Compassion with Finns who left behind their homes is evident in a number of narratives. Notably, the narrators’ understanding of «home» (rodina) provides clues to this compassion, emphasizing relationships with kin and country. The flexible definition of belonging is reflected in a fluid conception of community that is based largely on the shared experience of immigration, settlement, and poverty among local residents (155). Where this unity is disrupted by the use of language and language patterns to identify “others" within this community, analyzing the function of these group identifications helps to further advance the study of the formation of a communal memory. This memory is founded on a past that is not one's own—the Finnish presence in Karelia, its lasting effects on Soviet citizens building new lives there, and the impossibility to forget expulsion, personal loss, and the impact of geopolitics and war on individual lives.
Many of these questions are hard to explore using this book; the narratives are broken up into small sections and anonymized, and it is difficult to trace individual patterns of recalling the past in an interview, or the personal and social forces that shape the portrayal. I wish the editors had made a different choice between publishing complete interviews or segments grouped by theme. This uneasiness shows the difficulty in working in, and with, a qualitative research framework, and

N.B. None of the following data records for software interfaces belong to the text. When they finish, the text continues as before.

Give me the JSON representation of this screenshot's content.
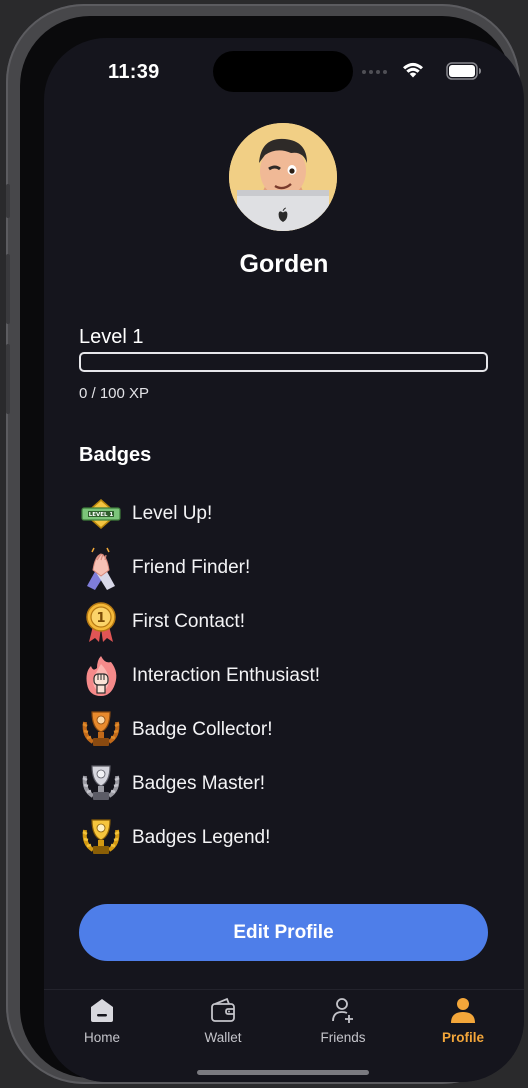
{
  "status_bar": {
    "time": "11:39"
  },
  "profile": {
    "name": "Gorden"
  },
  "level": {
    "label": "Level 1",
    "xp_text": "0 / 100 XP",
    "progress_percent": 0
  },
  "badges": {
    "title": "Badges",
    "items": [
      {
        "label": "Level Up!",
        "icon": "level-badge-icon"
      },
      {
        "label": "Friend Finder!",
        "icon": "handshake-icon"
      },
      {
        "label": "First Contact!",
        "icon": "first-place-medal-icon"
      },
      {
        "label": "Interaction Enthusiast!",
        "icon": "fist-fire-icon"
      },
      {
        "label": "Badge Collector!",
        "icon": "bronze-trophy-icon"
      },
      {
        "label": "Badges Master!",
        "icon": "silver-trophy-icon"
      },
      {
        "label": "Badges Legend!",
        "icon": "gold-trophy-icon"
      }
    ]
  },
  "edit_button": {
    "label": "Edit Profile"
  },
  "tabbar": {
    "items": [
      {
        "label": "Home",
        "icon": "home-icon"
      },
      {
        "label": "Wallet",
        "icon": "wallet-icon"
      },
      {
        "label": "Friends",
        "icon": "add-friend-icon"
      },
      {
        "label": "Profile",
        "icon": "person-icon",
        "active": true
      }
    ]
  },
  "colors": {
    "accent": "#4e7ee9",
    "active_tab": "#f3a63a",
    "background": "#15151d"
  }
}
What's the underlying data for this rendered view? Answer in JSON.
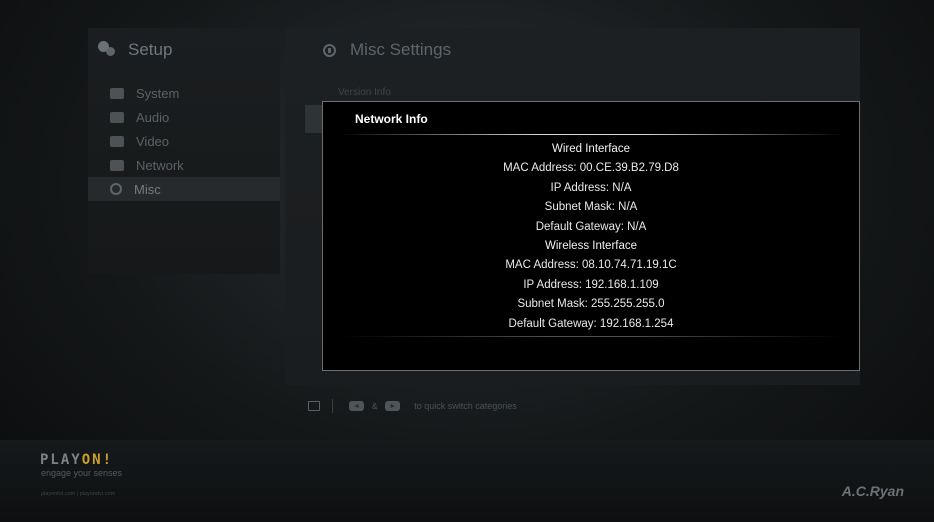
{
  "setup": {
    "title": "Setup",
    "menu": [
      {
        "label": "System",
        "icon": "system-icon"
      },
      {
        "label": "Audio",
        "icon": "audio-icon"
      },
      {
        "label": "Video",
        "icon": "video-icon"
      },
      {
        "label": "Network",
        "icon": "network-icon"
      },
      {
        "label": "Misc",
        "icon": "info-icon",
        "active": true
      }
    ]
  },
  "misc": {
    "title": "Misc Settings",
    "version_label": "Version Info"
  },
  "dialog": {
    "title": "Network Info",
    "wired": {
      "header": "Wired Interface",
      "mac": "MAC Address: 00.CE.39.B2.79.D8",
      "ip": "IP Address: N/A",
      "subnet": "Subnet Mask: N/A",
      "gateway": "Default Gateway: N/A"
    },
    "wireless": {
      "header": "Wireless Interface",
      "mac": "MAC Address: 08.10.74.71.19.1C",
      "ip": "IP Address: 192.168.1.109",
      "subnet": "Subnet Mask: 255.255.255.0",
      "gateway": "Default Gateway: 192.168.1.254"
    }
  },
  "hint": {
    "left_key": "◄",
    "amp": "&",
    "right_key": "►",
    "text": "to quick switch categories"
  },
  "branding": {
    "logo_a": "PLAY",
    "logo_b": "ON!",
    "tagline": "engage your senses",
    "urls": "playonhd.com | playondvr.com",
    "maker": "A.C.Ryan"
  },
  "colors": {
    "background": "#151819",
    "dialog_bg": "#000000",
    "dialog_text": "#e9e9e9",
    "logo_accent": "#c9a227"
  }
}
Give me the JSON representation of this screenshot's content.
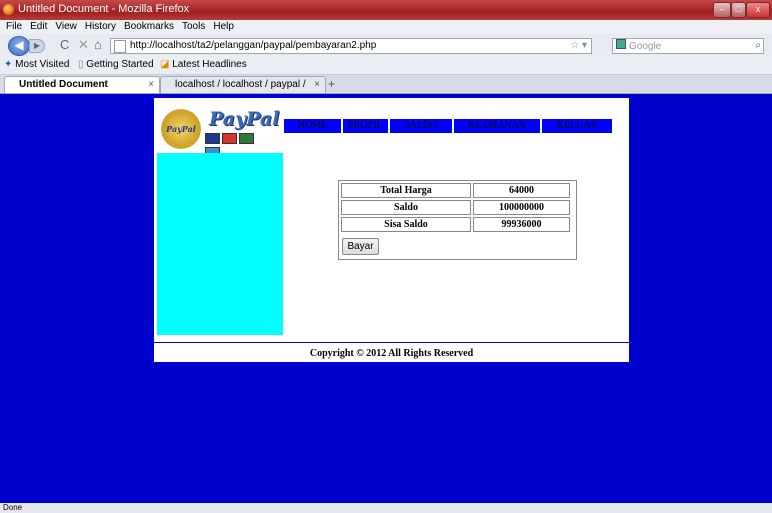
{
  "window": {
    "title": "Untitled Document - Mozilla Firefox"
  },
  "menubar": {
    "items": [
      "File",
      "Edit",
      "View",
      "History",
      "Bookmarks",
      "Tools",
      "Help"
    ]
  },
  "navbar": {
    "url": "http://localhost/ta2/pelanggan/paypal/pembayaran2.php",
    "search_placeholder": "Google"
  },
  "bookmarks": {
    "items": [
      "Most Visited",
      "Getting Started",
      "Latest Headlines"
    ]
  },
  "tabs": [
    {
      "label": "Untitled Document",
      "active": true
    },
    {
      "label": "localhost / localhost / paypal / pen...",
      "active": false
    }
  ],
  "page": {
    "logo_text": "PayPal",
    "seal_text": "PayPal",
    "nav": [
      "HOME",
      "PROFIL",
      "SALDO",
      "KEAMANAN",
      "KELUAR"
    ],
    "payment": {
      "rows": [
        {
          "label": "Total Harga",
          "value": "64000"
        },
        {
          "label": "Saldo",
          "value": "100000000"
        },
        {
          "label": "Sisa Saldo",
          "value": "99936000"
        }
      ],
      "button_label": "Bayar"
    },
    "footer": "Copyright © 2012 All Rights Reserved"
  },
  "status_bar": {
    "text": "Done"
  },
  "colors": {
    "background": "#0000cc",
    "menu": "#0000ff",
    "sidebar": "#00ffff"
  }
}
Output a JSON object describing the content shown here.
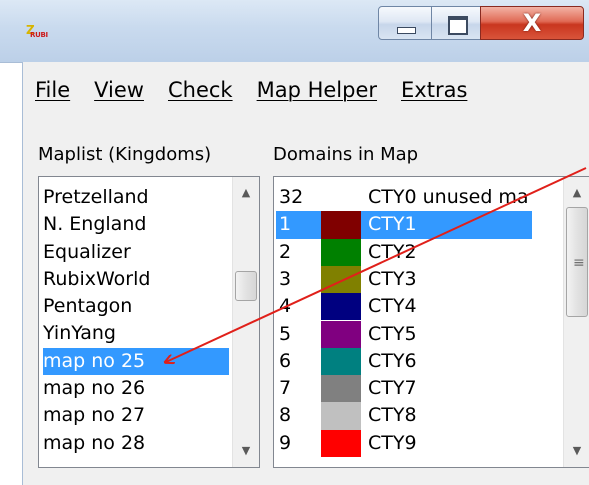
{
  "window": {
    "title": "",
    "controls": {
      "minimize": "minimize",
      "maximize": "maximize",
      "close": "X"
    },
    "icon_text": {
      "top": "Z",
      "bottom": "RUBI"
    }
  },
  "menu": [
    "File",
    "View",
    "Check",
    "Map Helper",
    "Extras"
  ],
  "maplist": {
    "label": "Maplist (Kingdoms)",
    "items": [
      "Pretzelland",
      "N. England",
      "Equalizer",
      "RubixWorld",
      "Pentagon",
      "YinYang",
      "map no 25",
      "map no 26",
      "map no 27",
      "map no 28"
    ],
    "selected": "map no 25"
  },
  "domains": {
    "label": "Domains in Map",
    "rows": [
      {
        "num": "32",
        "name": "CTY0 unused ma",
        "color": ""
      },
      {
        "num": "1",
        "name": "CTY1",
        "color": "#800000"
      },
      {
        "num": "2",
        "name": "CTY2",
        "color": "#008000"
      },
      {
        "num": "3",
        "name": "CTY3",
        "color": "#808000"
      },
      {
        "num": "4",
        "name": "CTY4",
        "color": "#000080"
      },
      {
        "num": "5",
        "name": "CTY5",
        "color": "#800080"
      },
      {
        "num": "6",
        "name": "CTY6",
        "color": "#008080"
      },
      {
        "num": "7",
        "name": "CTY7",
        "color": "#808080"
      },
      {
        "num": "8",
        "name": "CTY8",
        "color": "#c0c0c0"
      },
      {
        "num": "9",
        "name": "CTY9",
        "color": "#ff0000"
      }
    ],
    "selected": "1"
  },
  "colors": {
    "selection": "#3399ff",
    "annotation_arrow": "#e0201a"
  }
}
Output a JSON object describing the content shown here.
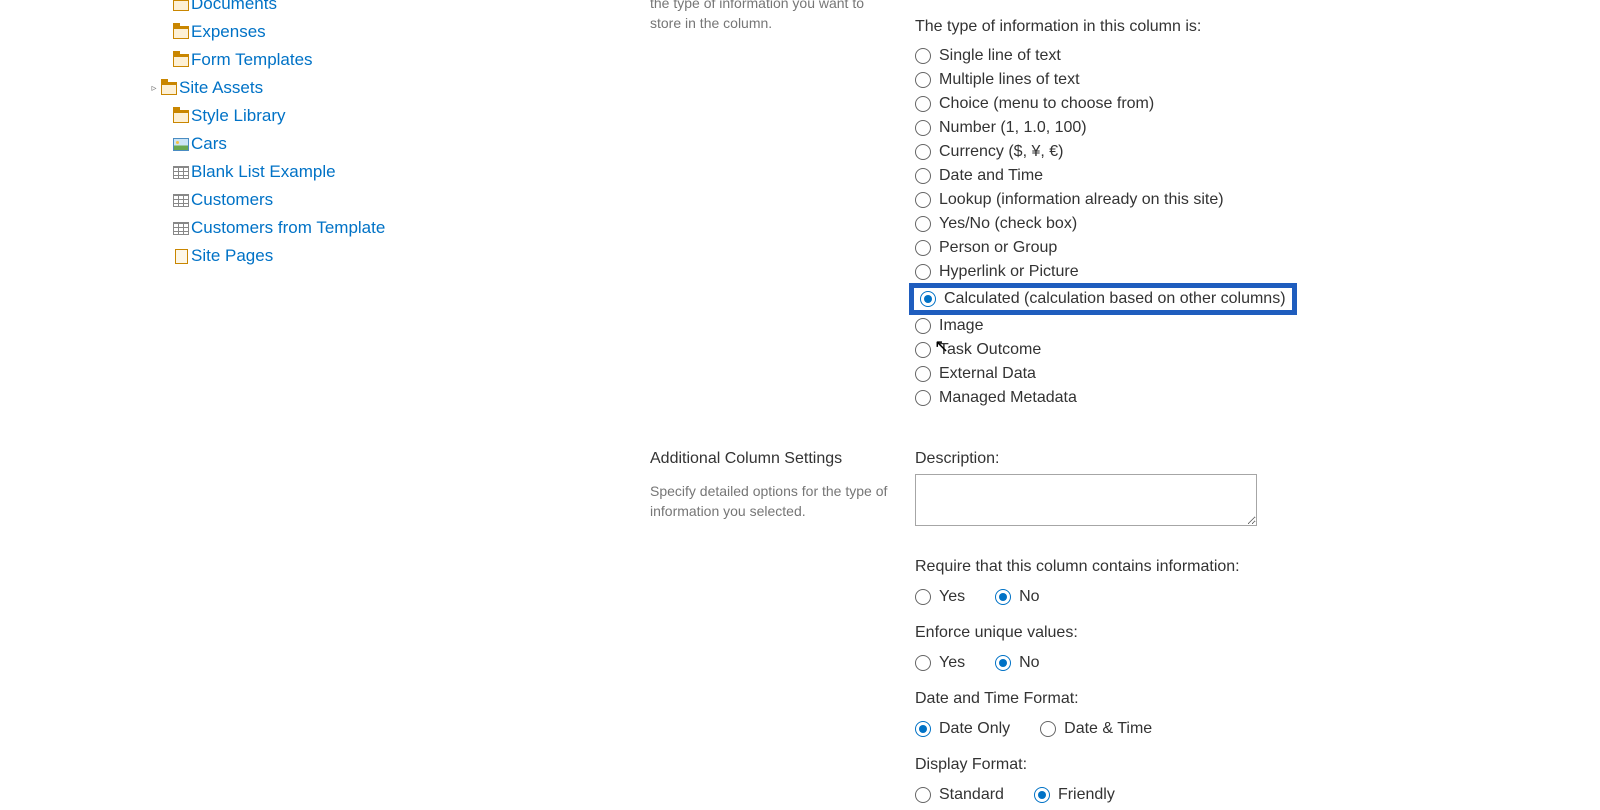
{
  "sidebar": {
    "items": [
      {
        "label": "Documents",
        "icon": "folder",
        "truncated": true,
        "indent": 1
      },
      {
        "label": "Expenses",
        "icon": "folder",
        "indent": 1
      },
      {
        "label": "Form Templates",
        "icon": "folder",
        "indent": 1
      },
      {
        "label": "Site Assets",
        "icon": "folder",
        "expandable": true,
        "indent": 1
      },
      {
        "label": "Style Library",
        "icon": "folder",
        "indent": 1
      },
      {
        "label": "Cars",
        "icon": "image",
        "indent": 1
      },
      {
        "label": "Blank List Example",
        "icon": "list",
        "indent": 1
      },
      {
        "label": "Customers",
        "icon": "list",
        "indent": 1
      },
      {
        "label": "Customers from Template",
        "icon": "list",
        "indent": 1
      },
      {
        "label": "Site Pages",
        "icon": "page",
        "indent": 1
      }
    ]
  },
  "section_type": {
    "desc": "the type of information you want to store in the column.",
    "header": "The type of information in this column is:",
    "options": [
      "Single line of text",
      "Multiple lines of text",
      "Choice (menu to choose from)",
      "Number (1, 1.0, 100)",
      "Currency ($, ¥, €)",
      "Date and Time",
      "Lookup (information already on this site)",
      "Yes/No (check box)",
      "Person or Group",
      "Hyperlink or Picture",
      "Calculated (calculation based on other columns)",
      "Image",
      "Task Outcome",
      "External Data",
      "Managed Metadata"
    ],
    "selected_index": 10
  },
  "section_additional": {
    "heading": "Additional Column Settings",
    "desc": "Specify detailed options for the type of information you selected.",
    "description_label": "Description:",
    "description_value": "",
    "require_label": "Require that this column contains information:",
    "enforce_label": "Enforce unique values:",
    "yes": "Yes",
    "no": "No",
    "require_selected": "No",
    "enforce_selected": "No",
    "datetime_label": "Date and Time Format:",
    "date_only": "Date Only",
    "date_and_time": "Date & Time",
    "datetime_selected": "Date Only",
    "display_label": "Display Format:",
    "standard": "Standard",
    "friendly": "Friendly",
    "display_selected": "Friendly"
  }
}
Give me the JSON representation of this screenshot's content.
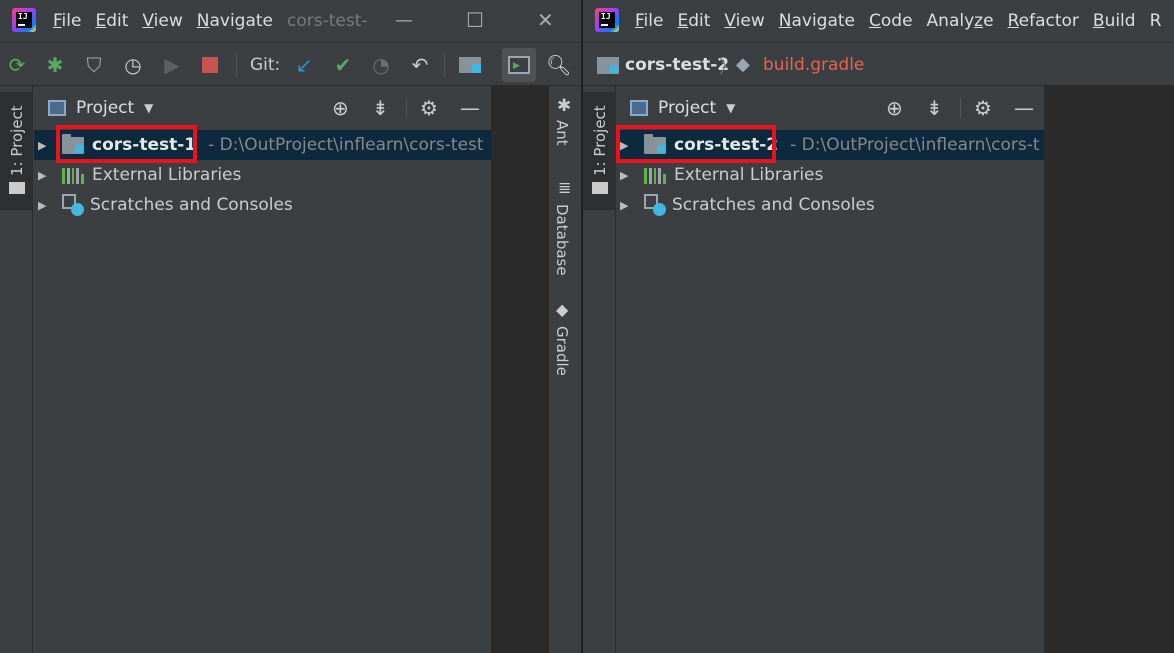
{
  "left_window": {
    "menu": [
      "File",
      "Edit",
      "View",
      "Navigate"
    ],
    "menu_underline": [
      "F",
      "E",
      "V",
      "N"
    ],
    "title_fragment": "cors-test-",
    "toolbar": {
      "git_label": "Git:"
    },
    "panel": {
      "selector_label": "Project",
      "tab_label": "1: Project",
      "tree": [
        {
          "name": "cors-test-1",
          "path": "- D:\\OutProject\\inflearn\\cors-test",
          "bold": true,
          "selected": true
        },
        {
          "name": "External Libraries"
        },
        {
          "name": "Scratches and Consoles"
        }
      ]
    },
    "right_stripe_tabs": [
      "Ant",
      "Database",
      "Gradle"
    ]
  },
  "right_window": {
    "menu": [
      "File",
      "Edit",
      "View",
      "Navigate",
      "Code",
      "Analyze",
      "Refactor",
      "Build",
      "R"
    ],
    "menu_underline": [
      "F",
      "E",
      "V",
      "N",
      "C",
      "z",
      "R",
      "B",
      ""
    ],
    "breadcrumb": {
      "project": "cors-test-2",
      "file": "build.gradle"
    },
    "panel": {
      "selector_label": "Project",
      "tab_label": "1: Project",
      "tree": [
        {
          "name": "cors-test-2",
          "path": "- D:\\OutProject\\inflearn\\cors-t",
          "bold": true,
          "selected": true
        },
        {
          "name": "External Libraries"
        },
        {
          "name": "Scratches and Consoles"
        }
      ]
    }
  },
  "colors": {
    "highlight_box": "#e8131d",
    "selected_row": "#0d293e",
    "file_name_red": "#e36456",
    "run_green": "#59a869",
    "git_blue": "#3592c4"
  }
}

with providing sources that open up new perspectives on a (literal and figural) field and its history. Even more, the book displays an indecisiveness about what it is supposed to do: render original sources that contribute to historical research, or present a scholarly analysis of such sources. In any case, streamlining the material presented in Granitsia i liudi would be desirable, as showing variations of themes often results in repetition. The four full interviews included at the end of the book show the potential of a different form of presentation. These narratives enable readers to come to their own conclusions about the process of recalling the past and to learn about the past.
Melnikova, Ekaterina. 2009. Global Postsocialism on a Local Scale: The Soviet Migrants at Karelia [sic] and Their Past. Anthropology of East Europe Review 27(2):86-100.
Mel'nikova, Ekaterina. 2009. Svoia chuzhaia istoriia: finskaia Karelia glazami sovetskikh pereselent-sev. Neprikosnovennyizapas 64 (2):55-76.